When asked about the East Asian financial crisis of the late 1990s, Ethiopian Prime Minister Meles Zenawi reportedly said, “I wish we had their problems.” I was reminded of this quip when thinking about the current financial crisis in the U.S. and its possible impact on Africa. In the U.S., there is a constant fear that turmoil in financial markets will spill over to the real sector—in terms of slow growth and unemployment.
Private Sector Development
My colleagues and I are trying to think through the implications for Africa of the recent turmoil in global financial markets. Here are four propositions.
Among the 36 jurors for the DM2008 grant competition was Thomas Pomeroy, a former USDA bilateral trade director in key regions of the world who now consults in Sub-Saharan Africa. We did this mini-interview with Pomeroy:
Q. As part of Team 10, you looked at 12 agribusiness proposals. What was your major criterion in scoring them?
Oscar Chemerinski, Director of the Agribusiness Department at the International Finance Corp. -- the commercial development arm of the World Bank Group -- gave this mini-interview at DM2008:
Q. What's your reaction to what you see on the floor among the booths of the hundred finalists?
Your first reaction to the title of this post may be: “Just when, for the first time in thirty years, Africa’s per capita GDP is growing (see Graph below) at the same rate as all developing countries, why are you asking whether Africa is growing too fast?” The reason is that we would like to know whether this growth is sustainable. Two colleagues at a recent conference on this topic offered some sobering thoughts.
In the past, policy advice on promoting trade in Africa may have overstressed the need for African countries to bring down their own trade barriers, such as import tariffs, and insufficiently emphasized the need to improve trade logistics, infrastructure, business competition, and regulation.
Thirty African officials visited China for 12 days in May on a pilot South-South knowledge exchange organized by the Chinese government with assistance from the World Bank. My colleague, Phil Karp, has written about the program, including the study tour around China that he accompanied. I met the officials in Beiji
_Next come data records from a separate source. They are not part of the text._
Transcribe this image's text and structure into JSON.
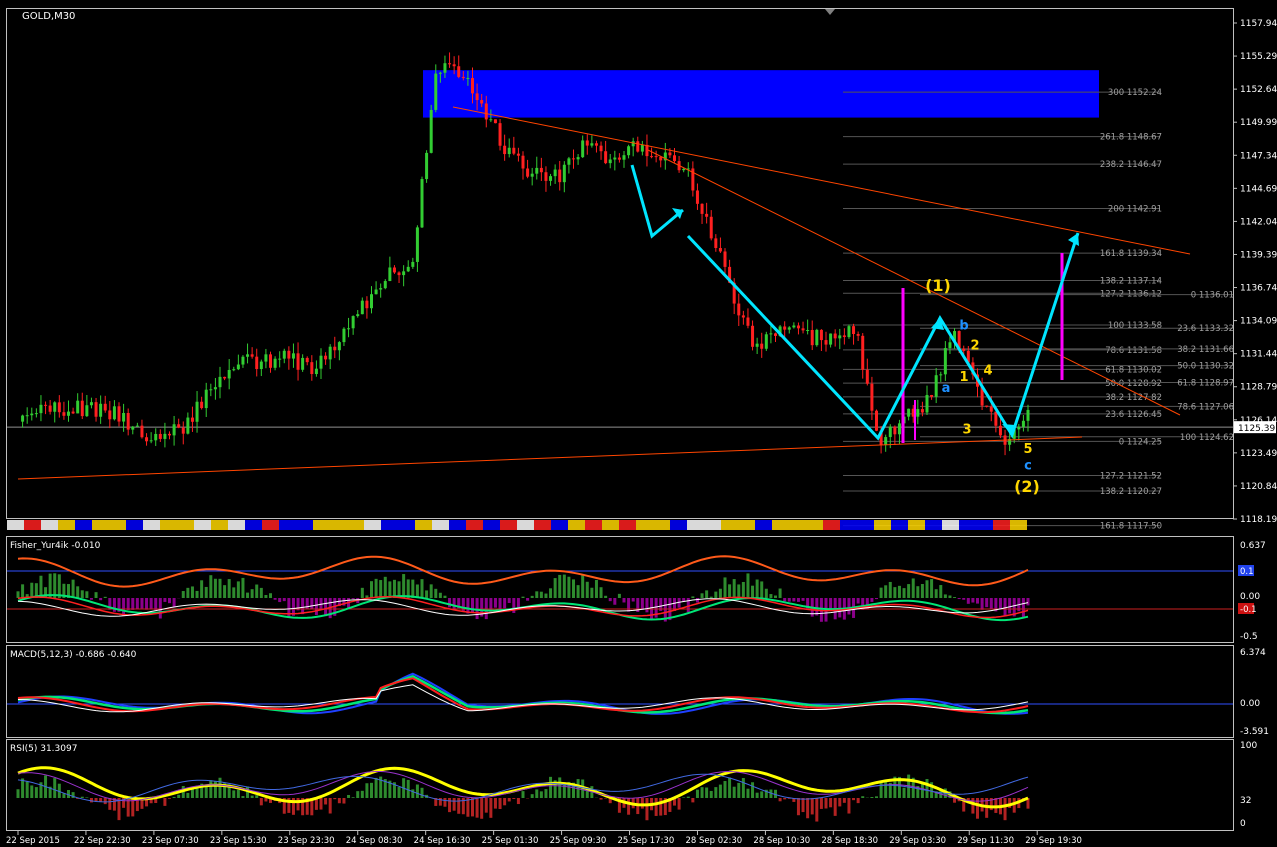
{
  "chart_data": [
    {
      "type": "candlestick",
      "title": "GOLD,M30",
      "y_ticks": [
        "1157.94",
        "1155.29",
        "1152.64",
        "1149.99",
        "1147.34",
        "1144.69",
        "1142.04",
        "1139.39",
        "1136.74",
        "1134.09",
        "1131.44",
        "1128.79",
        "1126.14",
        "1123.49",
        "1120.84",
        "1118.19"
      ],
      "ylim": [
        1118.19,
        1157.94
      ],
      "current_price": "1125.39",
      "anchor_prices": [
        1126.5,
        1127.2,
        1126.8,
        1127.0,
        1126.5,
        1125.0,
        1124.4,
        1126.0,
        1129.0,
        1131.0,
        1130.5,
        1131.0,
        1130.0,
        1132.0,
        1135.0,
        1137.5,
        1138.0,
        1154.5,
        1153.5,
        1150.5,
        1147.0,
        1145.5,
        1145.5,
        1148.0,
        1147.0,
        1148.0,
        1147.5,
        1146.5,
        1142.0,
        1136.0,
        1131.5,
        1134.0,
        1132.5,
        1132.5,
        1133.0,
        1124.5,
        1126.0,
        1127.5,
        1133.5,
        1128.0,
        1124.5,
        1126.5
      ],
      "fib_labels": [
        {
          "price": 1152.24,
          "text": "300 1152.24",
          "col": "left"
        },
        {
          "price": 1148.67,
          "text": "261.8 1148.67",
          "col": "left"
        },
        {
          "price": 1146.47,
          "text": "238.2 1146.47",
          "col": "left"
        },
        {
          "price": 1142.91,
          "text": "200 1142.91",
          "col": "left"
        },
        {
          "price": 1139.34,
          "text": "161.8 1139.34",
          "col": "left"
        },
        {
          "price": 1137.14,
          "text": "138.2 1137.14",
          "col": "left"
        },
        {
          "price": 1136.12,
          "text": "127.2 1136.12",
          "col": "left"
        },
        {
          "price": 1133.58,
          "text": "100 1133.58",
          "col": "left"
        },
        {
          "price": 1131.58,
          "text": "78.6 1131.58",
          "col": "left"
        },
        {
          "price": 1130.02,
          "text": "61.8 1130.02",
          "col": "left"
        },
        {
          "price": 1128.92,
          "text": "50.0 1128.92",
          "col": "left"
        },
        {
          "price": 1127.82,
          "text": "38.2 1127.82",
          "col": "left"
        },
        {
          "price": 1126.45,
          "text": "23.6 1126.45",
          "col": "left"
        },
        {
          "price": 1124.25,
          "text": "0 1124.25",
          "col": "left"
        },
        {
          "price": 1121.52,
          "text": "127.2 1121.52",
          "col": "left"
        },
        {
          "price": 1120.27,
          "text": "138.2 1120.27",
          "col": "left"
        },
        {
          "price": 1117.5,
          "text": "161.8 1117.50",
          "col": "left"
        },
        {
          "price": 1136.01,
          "text": "0 1136.01",
          "col": "right"
        },
        {
          "price": 1133.32,
          "text": "23.6 1133.32",
          "col": "right"
        },
        {
          "price": 1131.66,
          "text": "38.2 1131.66",
          "col": "right"
        },
        {
          "price": 1130.32,
          "text": "50.0 1130.32",
          "col": "right"
        },
        {
          "price": 1128.97,
          "text": "61.8 1128.97",
          "col": "right"
        },
        {
          "price": 1127.06,
          "text": "78.6 1127.06",
          "col": "right"
        },
        {
          "price": 1124.62,
          "text": "100 1124.62",
          "col": "right"
        }
      ],
      "wave_labels": [
        {
          "text": "(1)",
          "color": "#ffd700",
          "price": 1136.3
        },
        {
          "text": "b",
          "color": "#1e90ff",
          "price": 1133.2
        },
        {
          "text": "2",
          "color": "#ffd700",
          "price": 1131.6
        },
        {
          "text": "a",
          "color": "#1e90ff",
          "price": 1128.2
        },
        {
          "text": "1",
          "color": "#ffd700",
          "price": 1129.1
        },
        {
          "text": "4",
          "color": "#ffd700",
          "price": 1129.6
        },
        {
          "text": "3",
          "color": "#ffd700",
          "price": 1124.9
        },
        {
          "text": "5",
          "color": "#ffd700",
          "price": 1123.3
        },
        {
          "text": "c",
          "color": "#1e90ff",
          "price": 1122.0
        },
        {
          "text": "(2)",
          "color": "#ffd700",
          "price": 1120.2
        }
      ]
    },
    {
      "type": "indicator",
      "label": "Fisher_Yur4ik -0.010",
      "y_ticks": [
        "0.637",
        "0.00",
        "-0.5"
      ],
      "ylim": [
        -0.637,
        0.637
      ],
      "markers": [
        {
          "text": "0.1",
          "value": 0.1,
          "color": "#2244ee"
        },
        {
          "text": "-0.1",
          "value": -0.1,
          "color": "#cc1111"
        }
      ]
    },
    {
      "type": "indicator",
      "label": "MACD(5,12,3) -0.686 -0.640",
      "y_ticks": [
        "6.374",
        "0.00",
        "-3.591"
      ],
      "ylim": [
        -3.591,
        6.374
      ]
    },
    {
      "type": "indicator",
      "label": "RSI(5) 31.3097",
      "y_ticks": [
        "100",
        "32",
        "0"
      ],
      "ylim": [
        0,
        100
      ]
    }
  ],
  "x_ticks": [
    "22 Sep 2015",
    "22 Sep 22:30",
    "23 Sep 07:30",
    "23 Sep 15:30",
    "23 Sep 23:30",
    "24 Sep 08:30",
    "24 Sep 16:30",
    "25 Sep 01:30",
    "25 Sep 09:30",
    "25 Sep 17:30",
    "28 Sep 02:30",
    "28 Sep 10:30",
    "28 Sep 18:30",
    "29 Sep 03:30",
    "29 Sep 11:30",
    "29 Sep 19:30"
  ],
  "colors": {
    "bull": "#32cd32",
    "bear": "#ff2020",
    "zone": "#0000ff",
    "trend": "#ff4500",
    "wave": "#00e5ff",
    "magenta": "#ff00ff"
  }
}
A few weeks ago I wrote that “many perceive NT2 to be a World Bank hydropower project. From my perspective, that’s inaccurate in every respect. More on that in a future posting.” Following intense pressure from my reading public (thanks, Nanda), it’s time to explain what I meant.
The Grassroots Business Initiative (GBI) is the brainchild of the World Bank Group’s International Finance Corporation (IFC). Launched in 2004, the GBI supports innovative social enterprises – dubbed Grassroots Business Organizations (GBOs) – that directly engage the poor as
The IFC's Rapid Response Unit that is behind the successful Doing Business map has expanded on it and created Business Planet, adding info from their other databases: enterprise surveys (70,000 firms in 104 countries), privatization transactions, and trends in private infrastructure projects.